Sterling said it didn’t fail to conduct due-diligence examinations of Madoff, as Picard alleged. Sterling partner Arthur Friedman tracked trading prices and tried to replicate Madoff’s so-called split-strike conversion strategy and concluded the strategy worked, Sterling said.
According to Picard, the Mets owners should have recognized Madoff’s fraud partly because they had been caught in Bayou Group LLC’s Ponzi scheme. The warning sign in Bayou was a sudden shift in investment strategy, while there was no shift at Madoff, who was consistent, Sterling said.

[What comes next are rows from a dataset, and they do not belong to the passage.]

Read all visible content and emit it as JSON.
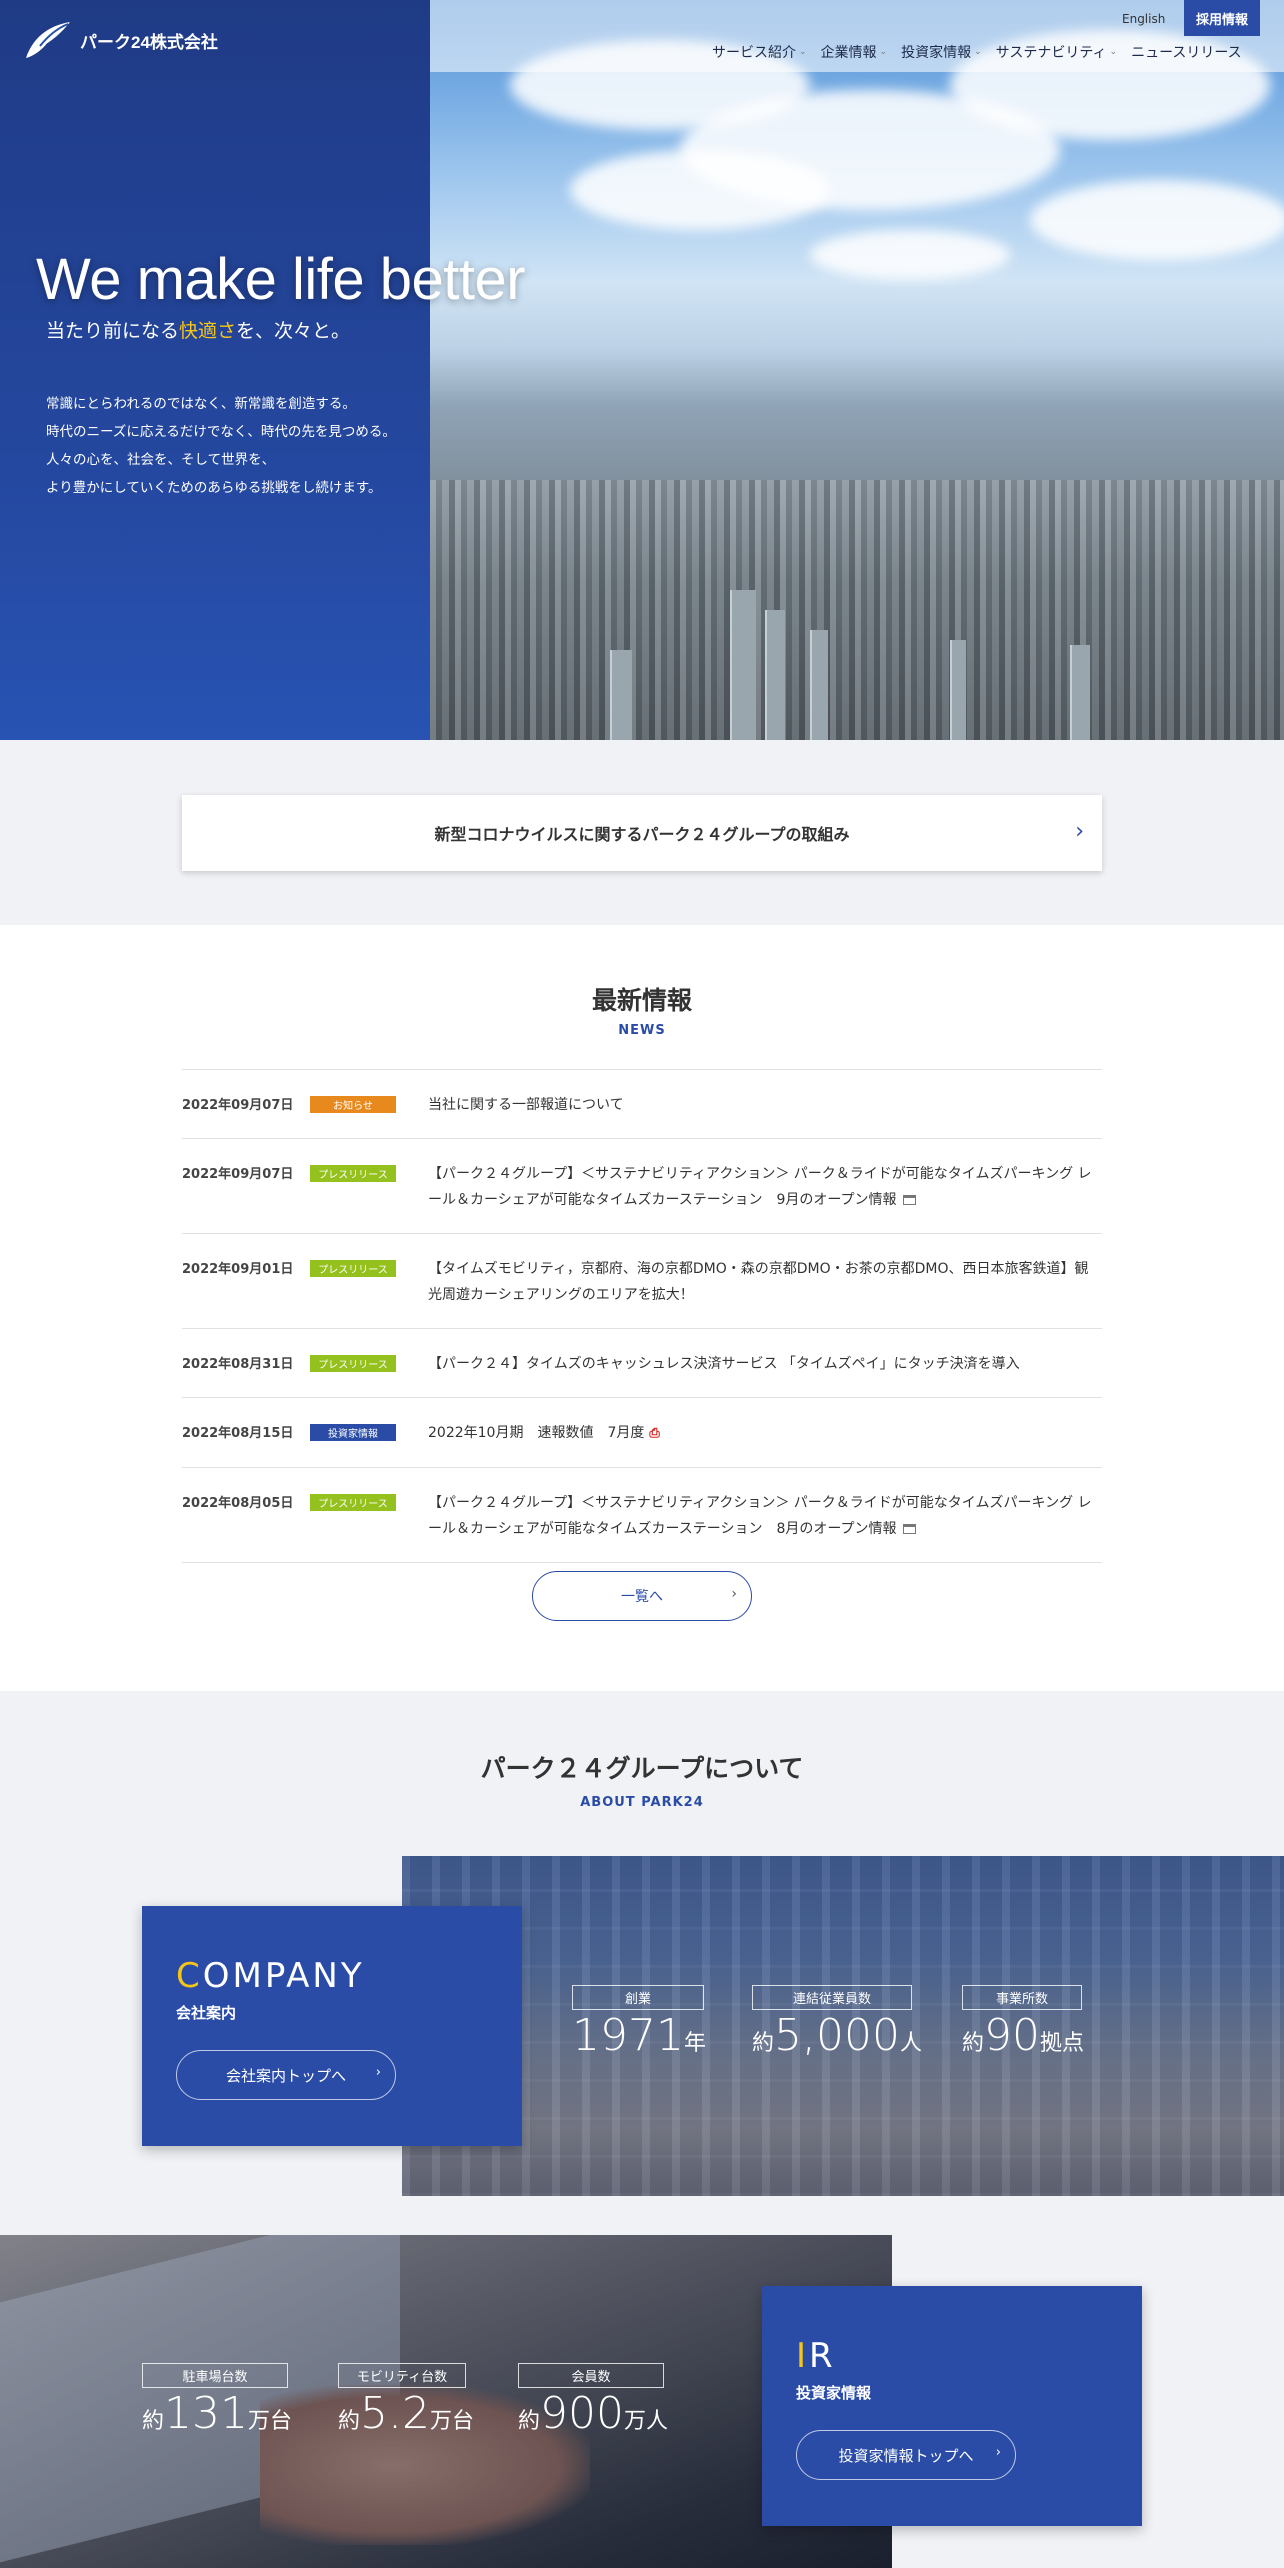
{
  "header": {
    "logo_text": "パーク24株式会社",
    "english_link": "English",
    "recruit_button": "採用情報",
    "nav": [
      {
        "label": "サービス紹介",
        "has_dropdown": true
      },
      {
        "label": "企業情報",
        "has_dropdown": true
      },
      {
        "label": "投資家情報",
        "has_dropdown": true
      },
      {
        "label": "サステナビリティ",
        "has_dropdown": true
      },
      {
        "label": "ニュースリリース",
        "has_dropdown": false
      }
    ]
  },
  "hero": {
    "title": "We make life better",
    "subtitle_before": "当たり前になる",
    "subtitle_accent": "快適さ",
    "subtitle_after": "を、次々と。",
    "body_lines": [
      "常識にとらわれるのではなく、新常識を創造する。",
      "時代のニーズに応えるだけでなく、時代の先を見つめる。",
      "人々の心を、社会を、そして世界を、",
      "より豊かにしていくためのあらゆる挑戦をし続けます。"
    ]
  },
  "covid": {
    "label": "新型コロナウイルスに関するパーク２４グループの取組み",
    "arrow": "›"
  },
  "news": {
    "title": "最新情報",
    "title_en": "NEWS",
    "items": [
      {
        "date": "2022年09月07日",
        "tag": "お知らせ",
        "tag_type": "info",
        "text": "当社に関する一部報道について",
        "icon": ""
      },
      {
        "date": "2022年09月07日",
        "tag": "プレスリリース",
        "tag_type": "press",
        "text": "【パーク２４グループ】＜サステナビリティアクション＞ パーク＆ライドが可能なタイムズパーキング レール＆カーシェアが可能なタイムズカーステーション　9月のオープン情報",
        "icon": "external"
      },
      {
        "date": "2022年09月01日",
        "tag": "プレスリリース",
        "tag_type": "press",
        "text": "【タイムズモビリティ，京都府、海の京都DMO・森の京都DMO・お茶の京都DMO、西日本旅客鉄道】観光周遊カーシェアリングのエリアを拡大！",
        "icon": ""
      },
      {
        "date": "2022年08月31日",
        "tag": "プレスリリース",
        "tag_type": "press",
        "text": "【パーク２４】タイムズのキャッシュレス決済サービス 「タイムズペイ」にタッチ決済を導入",
        "icon": ""
      },
      {
        "date": "2022年08月15日",
        "tag": "投資家情報",
        "tag_type": "ir",
        "text": "2022年10月期　速報数値　7月度",
        "icon": "pdf"
      },
      {
        "date": "2022年08月05日",
        "tag": "プレスリリース",
        "tag_type": "press",
        "text": "【パーク２４グループ】＜サステナビリティアクション＞ パーク＆ライドが可能なタイムズパーキング レール＆カーシェアが可能なタイムズカーステーション　8月のオープン情報",
        "icon": "external"
      }
    ],
    "more_button": "一覧へ",
    "more_arrow": "›"
  },
  "about": {
    "title": "パーク２４グループについて",
    "title_en": "ABOUT PARK24",
    "company": {
      "head_first": "C",
      "head_rest": "OMPANY",
      "sub": "会社案内",
      "button": "会社案内トップへ",
      "button_arrow": "›",
      "stats": [
        {
          "label": "創業",
          "prefix": "",
          "value": "1971",
          "suffix": "年"
        },
        {
          "label": "連結従業員数",
          "prefix": "約",
          "value": "5,000",
          "suffix": "人"
        },
        {
          "label": "事業所数",
          "prefix": "約",
          "value": "90",
          "suffix": "拠点"
        }
      ]
    },
    "ir": {
      "head_first": "I",
      "head_rest": "R",
      "sub": "投資家情報",
      "button": "投資家情報トップへ",
      "button_arrow": "›",
      "stats": [
        {
          "label": "駐車場台数",
          "prefix": "約",
          "value": "131",
          "suffix": "万台"
        },
        {
          "label": "モビリティ台数",
          "prefix": "約",
          "value": "5.2",
          "suffix": "万台"
        },
        {
          "label": "会員数",
          "prefix": "約",
          "value": "900",
          "suffix": "万人"
        }
      ]
    }
  }
}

A sale of 20 percent to 25 percent would be worth $171.6 million to $214.5 million, based on the Forbes figures.
Revising his suit last week, Picard claimed that, after Madoff’s fraud was disclosed publicly in December 2008, Sterling Equities restructured its debt to attempt to block the trustee from recovering assets on behalf of victims. He has said the Mets used $90 million in Madoff profits to help fund day-to-day operations.
Picard has no evidence for alleging that Sterling restructured to block him because it anticipated a lawsuit, Sterling said in its filling. Sterling partners had more than $500 million in their Madoff accounts at the time of his failure, their lawyers said in February.
Mario Cuomo, the former New York governor and father of the state’s current governor, Andrew Cuomo, was appointed Feb. 10 to mediate the dispute between Picard and the Sterling defendants. The mediation process is under way.